248 S., Peter W. Gales, Greg Caseyr, 21,0 x 29,4 cm, Spiralbindung., 2007
In Brewing Chemistry and Technology in the Americas 58 brewing science experts answer the "Who," "What," "How," and "Why" of brewing chemistry. Like most scientific disciplines, brewing chemistry has become increasingly complex. Specialization of the scientists involved in various phases of brewing chemistry has increased to a level that it is often difficult for different sectors to communicate. This book provides a simple and easy-to-understand overview of the current science underlying the brewing processes and functions that exist across nearly any size operation. It will quickly build bridges of brewing chemistry knowledge among these specialists. Peter Gales’ team of contributing authors demystifies brewing science by providing answers on hundreds of topics in a clear question and answer format: What are the most important analytical tests for malt, and what ranges of values are generally found to be acceptable to brewers? Chapter 4 has the answers. How do various brewing materials compare on a cost basis? Chapter 5 shows you how. What new technologies have been used to rapidly identify brewery contaminants? Chapter 7 explains your options in this important area. Greg Casey’s 120 Cause-and-Effect Fishbone Diagrams add years of troubleshooting experience to your brewing operation. The second part of this book contains a powerful tool that will improve your brewing operation across all of its functions. As a brewing scientist, Greg Casey is renowned for his educational lectures on process control using his Cause-and-Effect Fishbone Diagrams. These diagrams are a visual way of representing the relationship between an "effect" of interest to a maltster or brewer (e.g., beer flavor stability) and observed "causes" influencing or correlating with the stated effect, e.g., time, temperature, total in package oxygen. Using the Fishbones provided in the book, a cross-functional team consisting of personnel from QA, R&D, Brewing support functions, plant management, and operations can capably troubleshoot a problem triggered by a loss in process control for a particular beer quality or processing productivity parameter.
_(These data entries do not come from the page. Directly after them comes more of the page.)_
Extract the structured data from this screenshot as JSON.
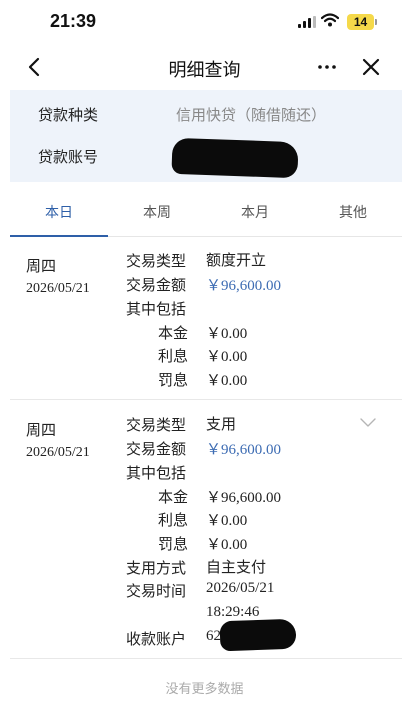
{
  "status_bar": {
    "time": "21:39",
    "battery": "14"
  },
  "nav": {
    "title": "明细查询",
    "back_icon": "chevron-left-icon",
    "more_icon": "ellipsis-icon",
    "close_icon": "close-icon"
  },
  "loan_info": {
    "type_label": "贷款种类",
    "type_value": "信用快贷（随借随还）",
    "account_label": "贷款账号",
    "account_value": ""
  },
  "tabs": [
    {
      "label": "本日",
      "active": true
    },
    {
      "label": "本周",
      "active": false
    },
    {
      "label": "本月",
      "active": false
    },
    {
      "label": "其他",
      "active": false
    }
  ],
  "records": [
    {
      "weekday": "周四",
      "date": "2026/05/21",
      "type_label": "交易类型",
      "type_value": "额度开立",
      "amount_label": "交易金额",
      "amount_value": "￥96,600.00",
      "includes_label": "其中包括",
      "principal_label": "本金",
      "principal_value": "￥0.00",
      "interest_label": "利息",
      "interest_value": "￥0.00",
      "penalty_label": "罚息",
      "penalty_value": "￥0.00"
    },
    {
      "weekday": "周四",
      "date": "2026/05/21",
      "type_label": "交易类型",
      "type_value": "支用",
      "amount_label": "交易金额",
      "amount_value": "￥96,600.00",
      "includes_label": "其中包括",
      "principal_label": "本金",
      "principal_value": "￥96,600.00",
      "interest_label": "利息",
      "interest_value": "￥0.00",
      "penalty_label": "罚息",
      "penalty_value": "￥0.00",
      "method_label": "支用方式",
      "method_value": "自主支付",
      "time_label": "交易时间",
      "time_date": "2026/05/21",
      "time_clock": "18:29:46",
      "payee_label": "收款账户",
      "payee_value": "62"
    }
  ],
  "footer": {
    "text": "没有更多数据"
  },
  "colors": {
    "accent": "#2e5fa8",
    "amount_blue": "#3d6cb3",
    "info_bg": "#eef3fa",
    "battery": "#f5d94a"
  }
}
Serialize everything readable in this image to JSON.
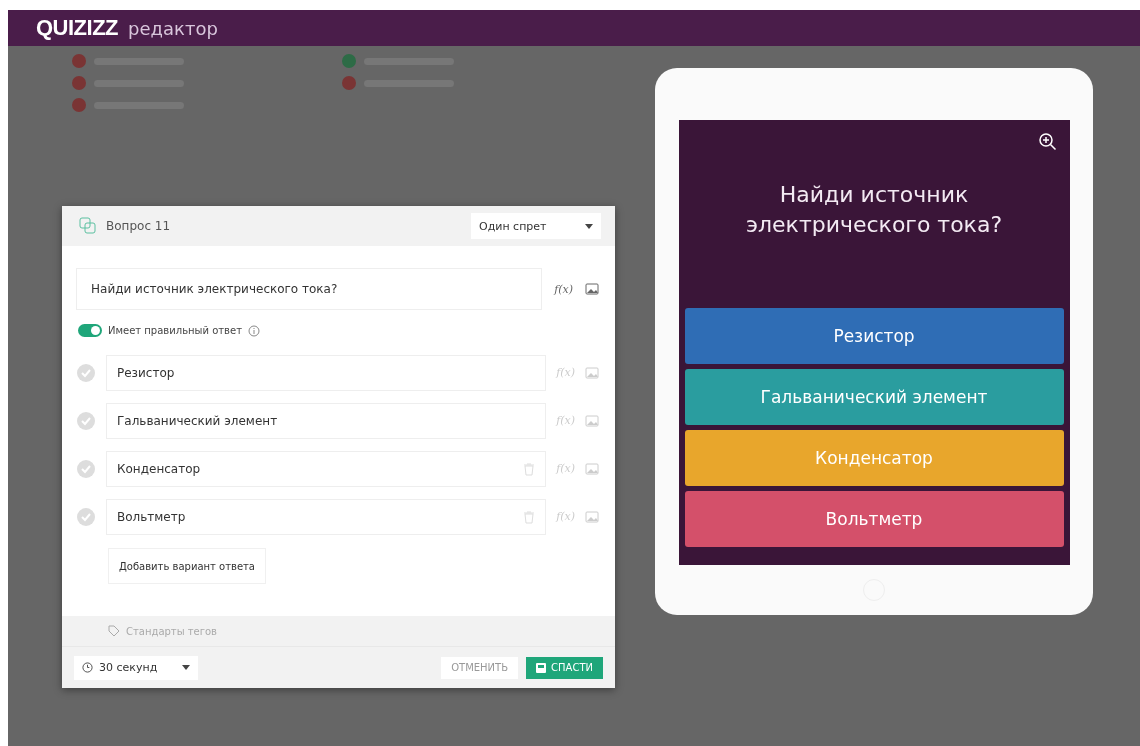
{
  "header": {
    "logo": "QUIZIZZ",
    "title": "редактор"
  },
  "background_legend": [
    {
      "color": "#7a3434"
    },
    {
      "color": "#2d6b46"
    },
    {
      "color": "#7a3434"
    },
    {
      "color": "#7a3434"
    },
    {
      "color": "#7a3434"
    }
  ],
  "editor": {
    "question_label": "Вопрос 11",
    "question_type": "Один спрет",
    "question_text": "Найди источник электрического тока?",
    "formula_label": "f(x)",
    "toggle": {
      "label": "Имеет правильный ответ",
      "on": true
    },
    "answers": [
      {
        "text": "Резистор",
        "correct": false,
        "deletable": false,
        "formula_label": "f(x)"
      },
      {
        "text": "Гальванический элемент",
        "correct": false,
        "deletable": false,
        "formula_label": "f(x)"
      },
      {
        "text": "Конденсатор",
        "correct": false,
        "deletable": true,
        "formula_label": "f(x)"
      },
      {
        "text": "Вольтметр",
        "correct": false,
        "deletable": true,
        "formula_label": "f(x)"
      }
    ],
    "add_answer": "Добавить вариант ответа",
    "tags": "Стандарты тегов",
    "time": "30 секунд",
    "cancel": "ОТМЕНИТЬ",
    "save": "СПАСТИ"
  },
  "preview": {
    "question": "Найди источник электрического тока?",
    "answers": [
      {
        "text": "Резистор",
        "color": "#2f6db5"
      },
      {
        "text": "Гальванический элемент",
        "color": "#2a9d9f"
      },
      {
        "text": "Конденсатор",
        "color": "#e8a62c"
      },
      {
        "text": "Вольтметр",
        "color": "#d4506a"
      }
    ]
  }
}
The Fishbones capture “Supply Chain Lessons in Improved Process Control for Product Quality Attributes and Plant Productivity Metrics” and have been developed over Greg Casey’s brewing science career. For the first time ever, these tools are available to all.